You know what, when I first encountered the word coelacanth I deduced, correctly, it was pronouned SEE-la-canth. I am intelligent in certain very narrow fields that have no practical application.
The Grand Central Parkway crosses Union Turnpike on a stylish metal and concrete arch. I used to think, when I was a kid and first saw it on maps, that this parkway had something to do with Granc Central Terminal in Manhattan. The two names are completely coincidental, as when the initial section was opened between Kew Gardens and Glen Oaks, it was in eastern central Queens.
The parkway was opened in tandem with the westernmost section of the Northern State Parkway (which GCP becomes east of the Queens/Nassau line.
ForgottenFan Erika Williams: The building was originally used as the building for the day school at Chapel of the Redeemer Lutheran. I believe the school closed in 2002 or 2003.
Eastern Union Turnpike also features some post-modern church designs, such as the Lutheran Church of the Redeemer, Union Turnpike and Hartland Avenue. Once again, the internet is silent on the building itself; I get frustrated because little about the architecture of some churches is readily available online, as many churches don’t think the building itself is the point, after all.
New street clocks are a welcome addition in eastern Queens, and this sign bids visitors welcome at Union Turnpike, Hartland Avenue and 220th Street.
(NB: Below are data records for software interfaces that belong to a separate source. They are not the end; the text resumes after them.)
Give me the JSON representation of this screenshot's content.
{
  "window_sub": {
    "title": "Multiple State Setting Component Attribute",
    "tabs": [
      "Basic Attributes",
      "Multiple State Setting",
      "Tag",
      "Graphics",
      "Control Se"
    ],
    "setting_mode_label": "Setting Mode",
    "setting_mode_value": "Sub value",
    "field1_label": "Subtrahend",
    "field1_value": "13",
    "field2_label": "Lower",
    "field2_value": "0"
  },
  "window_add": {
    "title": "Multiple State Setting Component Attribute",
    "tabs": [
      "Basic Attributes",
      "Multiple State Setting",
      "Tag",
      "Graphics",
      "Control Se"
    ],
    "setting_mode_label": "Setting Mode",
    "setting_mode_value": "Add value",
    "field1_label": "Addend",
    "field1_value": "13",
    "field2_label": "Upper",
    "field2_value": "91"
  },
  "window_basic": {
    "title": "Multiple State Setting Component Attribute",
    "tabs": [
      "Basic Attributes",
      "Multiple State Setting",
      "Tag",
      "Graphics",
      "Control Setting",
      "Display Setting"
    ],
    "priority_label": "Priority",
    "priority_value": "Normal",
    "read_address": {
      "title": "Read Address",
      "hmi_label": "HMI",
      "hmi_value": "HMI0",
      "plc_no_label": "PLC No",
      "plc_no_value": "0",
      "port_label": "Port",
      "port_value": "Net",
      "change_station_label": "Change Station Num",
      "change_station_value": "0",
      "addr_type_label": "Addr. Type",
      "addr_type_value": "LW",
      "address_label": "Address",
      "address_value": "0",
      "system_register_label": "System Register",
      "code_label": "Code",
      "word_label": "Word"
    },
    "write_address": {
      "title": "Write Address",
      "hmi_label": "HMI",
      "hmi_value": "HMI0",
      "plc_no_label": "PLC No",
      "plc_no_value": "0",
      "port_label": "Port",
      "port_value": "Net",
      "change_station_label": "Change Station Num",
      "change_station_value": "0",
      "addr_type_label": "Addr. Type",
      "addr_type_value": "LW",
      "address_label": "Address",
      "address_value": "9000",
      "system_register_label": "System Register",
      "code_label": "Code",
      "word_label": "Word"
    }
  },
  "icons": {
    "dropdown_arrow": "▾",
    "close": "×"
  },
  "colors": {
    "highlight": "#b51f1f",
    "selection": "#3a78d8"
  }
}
Most residents of Hollis Hills are unaware of it, but over a century ago, a long lost railroad once ran through the area: the Central Railroad of Long Island was built by Scottish-American entrepreneur Alexander T. Stewart between Flushing and a new real-estate development of his called Garden City. The most obvious remnant of it is Kissena Corridor Park, which runs diagonally to the overall street grid, and the presence of Stewart Road and Peck Avenue, which flank the old right of way. A parking lot next to Stewart Road follows the old railroad path, which can be discerned in an adjacent parking lot. The railroad ran only 2 years, 1872-1874.
The Saucer Has Landed
The saucer has landed at Union Turnpike and Bell Boulevard, where you find the American Martyrs Roman Catholic Church, built in 1967. The martyrs were eight Jesuit missionaries to the Huron Indians in the 17th Century. All eight were killed during a Huron conflict with the Iroquois in what is now Quebec and upstate NY between 1642-1649.
The Windsor Park branch of Queens Public Library, on Bell Boulevard across from the church, is named after the Windsor Park Houses, a garden apartment complex a few blocks north.
I had lunch at Union Diner, at the Turnpike and 212th Street. When I was here in the summer of 2009, I’m not sure if I was here before or after the owner won a million dollars in the New York State lottery.
photographed June, 2009; page completed November 25, 2010.